The Northern Territory was annexed to the Province of South Australia from 1863 to 1911.
South Australia was established by way of Letters Patent, using the enabling provisions of the South Australia Act 1834. They contained the following proviso:
- Provided Always that nothing in those our Letters Patent contained shall affect or be construed to affect the rights of any Aboriginal Natives of the said Province to the actual occupation or enjoyment in their own Persons or in the Persons of their Descendants of any Lands therein now actually occupied or enjoyed by such Natives

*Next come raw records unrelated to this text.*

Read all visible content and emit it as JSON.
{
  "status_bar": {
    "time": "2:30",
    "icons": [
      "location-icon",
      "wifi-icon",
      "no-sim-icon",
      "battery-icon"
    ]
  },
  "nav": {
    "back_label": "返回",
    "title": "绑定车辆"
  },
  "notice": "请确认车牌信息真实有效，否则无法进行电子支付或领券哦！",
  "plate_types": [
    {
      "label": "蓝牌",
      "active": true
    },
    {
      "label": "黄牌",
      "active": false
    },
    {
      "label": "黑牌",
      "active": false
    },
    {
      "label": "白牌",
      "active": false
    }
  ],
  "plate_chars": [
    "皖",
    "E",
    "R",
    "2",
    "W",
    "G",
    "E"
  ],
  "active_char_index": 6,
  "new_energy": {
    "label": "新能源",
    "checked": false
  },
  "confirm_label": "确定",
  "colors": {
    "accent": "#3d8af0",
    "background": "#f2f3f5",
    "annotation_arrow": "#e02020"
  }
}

These Letters Patent have been found by Blackburn J in the Northern Territory Supreme Court not to apply to Aborigines in the Northern Territory during the time of annexation to South Australia, primarily because the geographical boundaries were set within it (Milirrpum v Nabalco (1971) 17 FLR 141).
Notwithstanding, these Letters Patent could have provided a suitable base for treaties between the colonial Government and Aborigines in both South Australia and the Northern Territory. Acquisition of land on just terms appears to have been the intention of not only King William IV, but also the South Australian Commission. Moreover, the South Australian Letters Patent of 1836 were consistent with the standards of the day in respect to how British colonies were to interact with their indigenous peoples. Most poignantly, the Letters Patent were made around the time of the Treaty of Waitangi (of 1840).
Furthermore, the proviso within the Letters Patent appear to have been given at least some effect at the commencement of South Australia's land-grab within the Northern Territory, through protection clauses within the first pastoral leases to be entered into following the passage of the Northern Territory Land Act (SA) 1872. As required by regulations under this Act and the Northern Territory Act, the first pastoral leases provided for the 'protection of the aborigines'; for further information, click here.
A modern-day treaty, based on human rights would redress this injustice.